- **EXERCISE OBJECTIVE**
A verbatim repeat of the records beneath this line is needed.
[SOURCE MATERIAL Boundary: Start]
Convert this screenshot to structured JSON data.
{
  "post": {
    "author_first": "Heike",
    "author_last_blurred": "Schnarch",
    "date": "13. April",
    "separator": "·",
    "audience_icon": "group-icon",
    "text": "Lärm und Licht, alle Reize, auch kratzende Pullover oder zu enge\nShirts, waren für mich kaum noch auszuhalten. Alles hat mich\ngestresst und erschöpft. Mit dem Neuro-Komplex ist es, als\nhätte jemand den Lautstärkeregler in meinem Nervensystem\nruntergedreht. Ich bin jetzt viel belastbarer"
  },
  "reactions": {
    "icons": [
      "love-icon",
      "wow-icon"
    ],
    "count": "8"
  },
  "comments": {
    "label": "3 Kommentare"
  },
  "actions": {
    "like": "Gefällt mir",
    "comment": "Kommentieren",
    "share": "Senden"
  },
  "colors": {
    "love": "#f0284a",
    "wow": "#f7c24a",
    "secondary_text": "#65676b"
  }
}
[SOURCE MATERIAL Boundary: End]
- **REPLY**
Convert this screenshot to structured JSON data.
{
  "post": {
    "author_first": "Heike",
    "author_last_blurred": "Schnarch",
    "date": "13. April",
    "separator": "·",
    "audience_icon": "group-icon",
    "text": "Lärm und Licht, alle Reize, auch kratzende Pullover oder zu enge\nShirts, waren für mich kaum noch auszuhalten. Alles hat mich\ngestresst und erschöpft. Mit dem Neuro-Komplex ist es, als\nhätte jemand den Lautstärkeregler in meinem Nervensystem\nruntergedreht. Ich bin jetzt viel belastbarer"
  },
  "reactions": {
    "icons": [
      "love-icon",
      "wow-icon"
    ],
    "count": "8"
  },
  "comments": {
    "label": "3 Kommentare"
  },
  "actions": {
    "like": "Gefällt mir",
    "comment": "Kommentieren",
    "share": "Senden"
  },
  "colors": {
    "love": "#f0284a",
    "wow": "#f7c24a",
    "secondary_text": "#65676b"
  }
}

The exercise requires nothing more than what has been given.